The social dislocation resulting from flooding areas for new reservoirs is an obvious issue, but there are also wider ecological issues. For example, the World Commission on Dams NGO has claimed that, in some hot climates, biomass carried down stream can be collected by the dam and can rot, generating methane, so that net greenhouse emissions can be more than from a fossil plant of the same energy capacity. It is not just a matter of any initial biomass trapped when the hydro reservoir was first filled, but a continuous ongoing process of fresh biomass decay,

The industry does not accept this. It says emissions are not a general problem, and in any case there are remedial options and there remains a strong push for more hydro, and large schemes. http//

While it is clear that Africa and other places in the developing world need energy, there are counterviews about whether hydro, especially large hydro, is the best bet. Large projects are expensive and involve large companies who, some fear, may not be that concerned about local impacts. Certainly there have been some bitter battles fought over some projects and large-scale hydro remains a politically contentious issue in many parts of the world. Quite apart from local impact issues, it is sometimes argued that large centralised projects may in any case be the wrong answer for Africa and other similar locations. The very large distances involved make it unlikely that grids could ever cover the entire continent. As with the 40GW Grand Inga project on the Congo, much of the electricity seems likely to be exported on HVDC links to remote markets, not used locally. Local decentralised power may make more sense. That can be micro hydro, or wind, or biomass or solar, technologies which can be installed quickly with low local impacts and a potential for direct local involvement, and also possibly for the creation of local manufacturing enterprises to build the equipment.

Large hydro obviously plays a major role in Egypt, the Aswan Dam supplying 10% of its electricity, although it is now diversifying into solar and wind, with a target of getting 20% of its electricity from renewables by 2020. Large hydro is dominant in many sub-Saharan African countries, but in addition to wind, micro-hydro is seen as attractive in some locations, while village-level PV projects have spread widely, for example in Uganda, Tanzania, Chad, Rwanda, Angola, Gambia and Congo. Niger aims to get 10% of its primary energy from renewables by 2020, Senegal 15% by 2025. Kenya has large wind, solar and biomass resources, and is planning a 100 MW wave plant. It already has over 200 MW of geothermal capacity, and aims to meet 50% of its electricity needs with geothermal by 2018. Nigeria's 2006 Renewable Energy Master plan has renewables supplying 13% of electricity in the short term, and 36% long term. Ghana has introduced a Feed-In Tariff for PV, and its 155 MW PV project, launched in 2012, is the largest so far in Africa

Renewable energy feed-in tariffs (REFiTs) are clearly helping roll-out renewable technology across Africa, as they have in the EU, but a recent NGO report argued that, to meet Africa's needs at the speed and scale required without burdening the energy poor, costs must be distributed across the population fairly, based on usage and ability to pay, while the international community can provide extra financial support, such as through 'top-up' payments via a Global REFiT Fund, in line with obligations under the UNFCCC/Kyoto protocol for repayment of climate debts.

There has certainly been no shortage of high-level initiatives on renewables in the region.
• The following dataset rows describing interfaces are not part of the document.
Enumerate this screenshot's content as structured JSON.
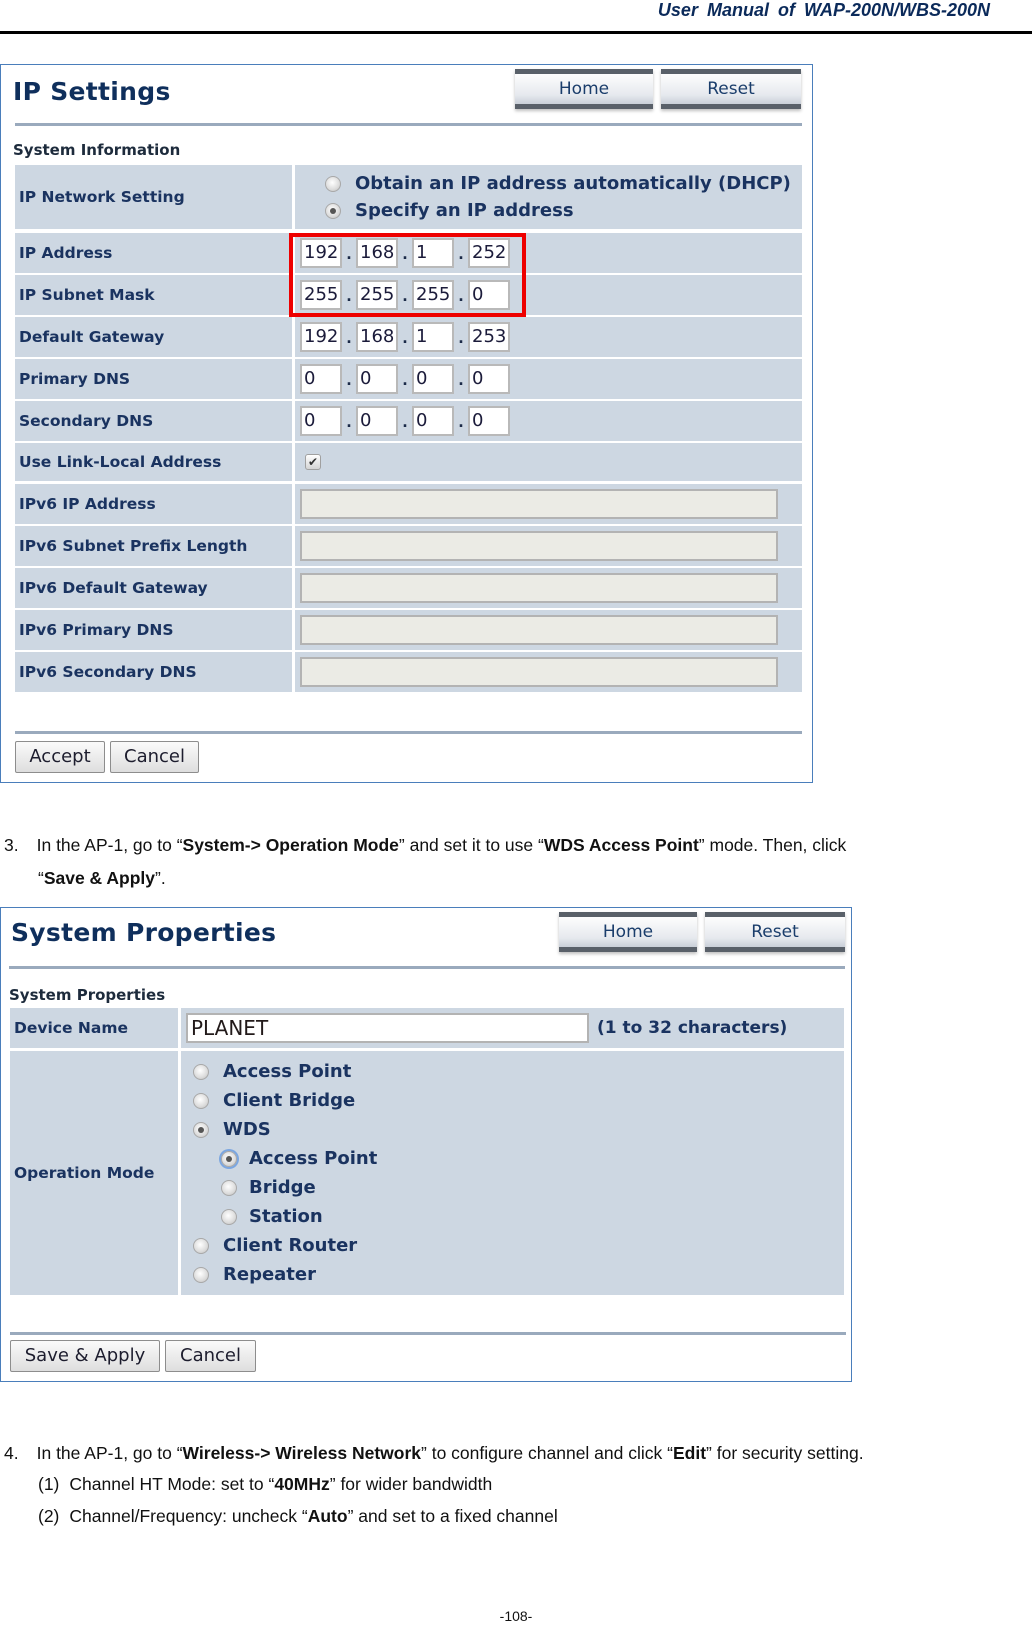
{
  "header": {
    "title": "User  Manual  of  WAP-200N/WBS-200N"
  },
  "ip_settings": {
    "title": "IP Settings",
    "home_label": "Home",
    "reset_label": "Reset",
    "section": "System Information",
    "network_setting": {
      "label": "IP Network Setting",
      "options": [
        {
          "label": "Obtain an IP address automatically (DHCP)",
          "checked": false
        },
        {
          "label": "Specify an IP address",
          "checked": true
        }
      ]
    },
    "ip_address": {
      "label": "IP Address",
      "octets": [
        "192",
        "168",
        "1",
        "252"
      ]
    },
    "subnet_mask": {
      "label": "IP Subnet Mask",
      "octets": [
        "255",
        "255",
        "255",
        "0"
      ]
    },
    "default_gateway": {
      "label": "Default Gateway",
      "octets": [
        "192",
        "168",
        "1",
        "253"
      ]
    },
    "primary_dns": {
      "label": "Primary DNS",
      "octets": [
        "0",
        "0",
        "0",
        "0"
      ]
    },
    "secondary_dns": {
      "label": "Secondary DNS",
      "octets": [
        "0",
        "0",
        "0",
        "0"
      ]
    },
    "link_local": {
      "label": "Use Link-Local Address",
      "checked": true
    },
    "ipv6_ip": {
      "label": "IPv6 IP Address",
      "value": ""
    },
    "ipv6_prefix": {
      "label": "IPv6 Subnet Prefix Length",
      "value": ""
    },
    "ipv6_gateway": {
      "label": "IPv6 Default Gateway",
      "value": ""
    },
    "ipv6_primary_dns": {
      "label": "IPv6 Primary DNS",
      "value": ""
    },
    "ipv6_secondary_dns": {
      "label": "IPv6 Secondary DNS",
      "value": ""
    },
    "accept_label": "Accept",
    "cancel_label": "Cancel",
    "highlight_color": "#ee0000"
  },
  "step3": {
    "number": "3.",
    "text_1": "In the AP-1, go to “",
    "bold_1": "System-> Operation Mode",
    "text_2": "” and set it to use “",
    "bold_2": "WDS Access Point",
    "text_3": "” mode. Then, click",
    "text_4": "“",
    "bold_3": "Save & Apply",
    "text_5": "”."
  },
  "system_properties": {
    "title": "System Properties",
    "home_label": "Home",
    "reset_label": "Reset",
    "section": "System Properties",
    "device_name": {
      "label": "Device Name",
      "value": "PLANET",
      "note": "(1 to 32 characters)"
    },
    "operation_mode": {
      "label": "Operation Mode",
      "options": [
        {
          "label": "Access Point",
          "checked": false
        },
        {
          "label": "Client Bridge",
          "checked": false
        },
        {
          "label": "WDS",
          "checked": true
        },
        {
          "label": "Access Point",
          "checked": true,
          "sub": true
        },
        {
          "label": "Bridge",
          "checked": false,
          "sub": true
        },
        {
          "label": "Station",
          "checked": false,
          "sub": true
        },
        {
          "label": "Client Router",
          "checked": false
        },
        {
          "label": "Repeater",
          "checked": false
        }
      ]
    },
    "save_label": "Save & Apply",
    "cancel_label": "Cancel"
  },
  "step4": {
    "number": "4.",
    "text_1": "In the AP-1, go to “",
    "bold_1": "Wireless-> Wireless Network",
    "text_2": "” to configure channel and click “",
    "bold_2": "Edit",
    "text_3": "” for security setting.",
    "sub_items": [
      {
        "number": "(1)",
        "text_1": "Channel HT Mode: set to “",
        "bold": "40MHz",
        "text_2": "” for wider bandwidth"
      },
      {
        "number": "(2)",
        "text_1": "Channel/Frequency: uncheck “",
        "bold": "Auto",
        "text_2": "” and set to a fixed channel"
      }
    ]
  },
  "footer": {
    "page_number": "-108-"
  }
}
In 2009, the Africa-EU Energy Partnership and the EU, together with the African Union, launched a 10 year Renewable Energy Cooperation Programme. and the UN's new Sustainable Energy for All initiative, includes €50m EU backing. But Africa needs more than top-down aid programmes. It needs local involvement, training and skill development, to support the growth of local jobs, and technical and economic capacities.

For a good overview see IRENA's new report on Renewables in Africa:

In my next Blog, I will be looking at the situation in South America, where large hydro also dominates, but alternatives are also emerging.